  • September 25, 1962

    Certain Materials about Xinjiang Carried in Soviet Newspapers (Issue II)

    An Uyghur newspaper carries a feature commemorating a revolutionary poet, and summaries of related articles are included in this memorandum.

  • September 26, 1962

    Regrets for not Holding a Reception

  • September 26, 1962

    Report by the Department of External Affairs, Disarmament Unit, 'India and Nuclear Disarmament'

    this document describes India’s overall stances towards nuclear disarmament

  • September 27, 1962

    Cable from the Chinese Foreign Ministry, 'Please Report on the Specifics of the Inflammatory Materials Carried in Soviet Newspapers and Broadcasted on Soviet Radio'

    Radio broadcasts and newspapers report on weakening Uyghur culture, and the Ministry of Foreign Affairs requests information regarding these incitements.
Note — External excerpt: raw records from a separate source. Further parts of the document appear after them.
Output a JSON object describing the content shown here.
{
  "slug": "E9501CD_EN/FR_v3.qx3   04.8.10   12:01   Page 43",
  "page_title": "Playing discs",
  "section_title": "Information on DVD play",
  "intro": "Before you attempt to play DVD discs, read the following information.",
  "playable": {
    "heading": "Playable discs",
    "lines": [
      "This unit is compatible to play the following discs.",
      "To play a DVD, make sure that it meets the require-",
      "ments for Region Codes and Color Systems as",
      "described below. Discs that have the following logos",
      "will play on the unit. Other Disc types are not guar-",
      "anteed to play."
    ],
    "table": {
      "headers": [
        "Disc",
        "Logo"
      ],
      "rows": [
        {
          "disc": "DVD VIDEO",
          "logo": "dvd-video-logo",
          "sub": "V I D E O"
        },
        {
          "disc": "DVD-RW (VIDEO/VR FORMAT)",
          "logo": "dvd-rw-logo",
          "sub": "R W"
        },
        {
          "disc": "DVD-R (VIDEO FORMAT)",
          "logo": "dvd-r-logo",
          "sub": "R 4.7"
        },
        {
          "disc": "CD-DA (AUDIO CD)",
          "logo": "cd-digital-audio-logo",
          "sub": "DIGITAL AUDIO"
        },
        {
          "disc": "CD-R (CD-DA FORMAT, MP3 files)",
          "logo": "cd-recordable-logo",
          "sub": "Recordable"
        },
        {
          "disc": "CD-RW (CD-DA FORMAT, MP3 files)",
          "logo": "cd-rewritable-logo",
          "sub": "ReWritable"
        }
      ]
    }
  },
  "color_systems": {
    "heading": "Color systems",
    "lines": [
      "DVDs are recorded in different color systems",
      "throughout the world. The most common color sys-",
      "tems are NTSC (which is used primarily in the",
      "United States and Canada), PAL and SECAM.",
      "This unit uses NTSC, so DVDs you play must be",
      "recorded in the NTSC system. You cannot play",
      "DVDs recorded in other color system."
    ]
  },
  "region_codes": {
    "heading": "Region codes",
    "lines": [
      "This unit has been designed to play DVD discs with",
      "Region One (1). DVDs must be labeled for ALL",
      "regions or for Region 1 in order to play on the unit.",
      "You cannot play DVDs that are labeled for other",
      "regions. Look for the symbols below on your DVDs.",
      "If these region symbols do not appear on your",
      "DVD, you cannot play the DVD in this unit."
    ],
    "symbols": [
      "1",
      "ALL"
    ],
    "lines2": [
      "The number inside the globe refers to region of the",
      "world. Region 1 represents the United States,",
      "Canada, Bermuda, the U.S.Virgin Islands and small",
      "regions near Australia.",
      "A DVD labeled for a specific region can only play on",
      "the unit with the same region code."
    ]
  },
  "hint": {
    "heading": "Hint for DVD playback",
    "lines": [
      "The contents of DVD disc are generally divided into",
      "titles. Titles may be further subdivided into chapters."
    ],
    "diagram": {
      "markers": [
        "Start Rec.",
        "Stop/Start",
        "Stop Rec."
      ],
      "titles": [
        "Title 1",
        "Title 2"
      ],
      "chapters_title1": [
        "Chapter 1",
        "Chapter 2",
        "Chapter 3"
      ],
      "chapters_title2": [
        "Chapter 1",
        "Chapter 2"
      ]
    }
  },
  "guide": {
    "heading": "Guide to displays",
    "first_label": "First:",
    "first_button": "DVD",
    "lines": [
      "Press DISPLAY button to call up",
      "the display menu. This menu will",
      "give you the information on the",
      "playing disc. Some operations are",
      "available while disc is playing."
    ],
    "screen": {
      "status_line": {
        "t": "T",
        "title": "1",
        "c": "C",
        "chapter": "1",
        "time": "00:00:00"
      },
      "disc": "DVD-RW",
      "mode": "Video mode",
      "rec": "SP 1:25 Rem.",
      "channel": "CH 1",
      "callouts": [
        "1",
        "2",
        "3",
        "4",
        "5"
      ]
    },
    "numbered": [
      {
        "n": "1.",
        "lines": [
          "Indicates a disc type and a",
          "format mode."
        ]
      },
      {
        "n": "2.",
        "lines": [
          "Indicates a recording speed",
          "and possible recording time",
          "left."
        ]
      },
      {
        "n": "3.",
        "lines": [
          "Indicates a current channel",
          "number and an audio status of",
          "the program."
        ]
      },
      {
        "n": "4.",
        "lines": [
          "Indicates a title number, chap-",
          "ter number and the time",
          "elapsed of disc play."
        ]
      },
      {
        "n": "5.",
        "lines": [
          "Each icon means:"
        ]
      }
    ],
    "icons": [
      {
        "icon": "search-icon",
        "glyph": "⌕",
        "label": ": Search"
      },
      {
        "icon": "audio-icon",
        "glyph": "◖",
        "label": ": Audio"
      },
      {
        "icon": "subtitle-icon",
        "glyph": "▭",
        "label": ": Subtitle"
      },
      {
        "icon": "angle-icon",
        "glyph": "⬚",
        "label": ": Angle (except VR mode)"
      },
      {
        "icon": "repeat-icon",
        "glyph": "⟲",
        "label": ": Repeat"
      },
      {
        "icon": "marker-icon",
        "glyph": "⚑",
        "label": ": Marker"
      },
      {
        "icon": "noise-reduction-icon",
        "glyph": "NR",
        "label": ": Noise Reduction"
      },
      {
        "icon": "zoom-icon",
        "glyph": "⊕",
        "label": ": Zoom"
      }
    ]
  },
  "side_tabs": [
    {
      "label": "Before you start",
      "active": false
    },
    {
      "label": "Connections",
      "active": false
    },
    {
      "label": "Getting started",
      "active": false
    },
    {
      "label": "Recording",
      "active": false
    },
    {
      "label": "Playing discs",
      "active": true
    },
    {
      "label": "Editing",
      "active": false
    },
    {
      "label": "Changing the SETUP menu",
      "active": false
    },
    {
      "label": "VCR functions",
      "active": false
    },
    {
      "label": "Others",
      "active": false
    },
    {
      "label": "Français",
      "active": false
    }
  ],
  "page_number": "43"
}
  • September 28, 1962

    Telegram from Brazilian Embassy in Havana

    Telegram from the Brazilian Embassy to Cuba reporting that the United States is already exercising, in a systematic character, strict naval and aerial vigilance around Cuba.

  • September 28, 1962

    Telegram from Polish Embassy in Havana (Jeleń), 28 September 1962

    Jelen discusses a call he received from Foreign Minister Raúl Roa [García] regarding President Osvaldo Dorticós' statement to be made during the general debate of the next UN session. He also says that the "Cuban question has gained much attention" and that "currently there was no danger of [US] military aggression against Cuba."

  • September 29, 1962

    Cable from the Xinjiang Foreign Affairs Department, 'The Actual Situation of Seditious Material against China in Soviet Newspapers and Journals'

    After the publication of seditious materials in Soviet Kazakhstan, the Xinjiang Foreign Affairs Department updates the Ministry of Foreign Affairs on information related to the materials.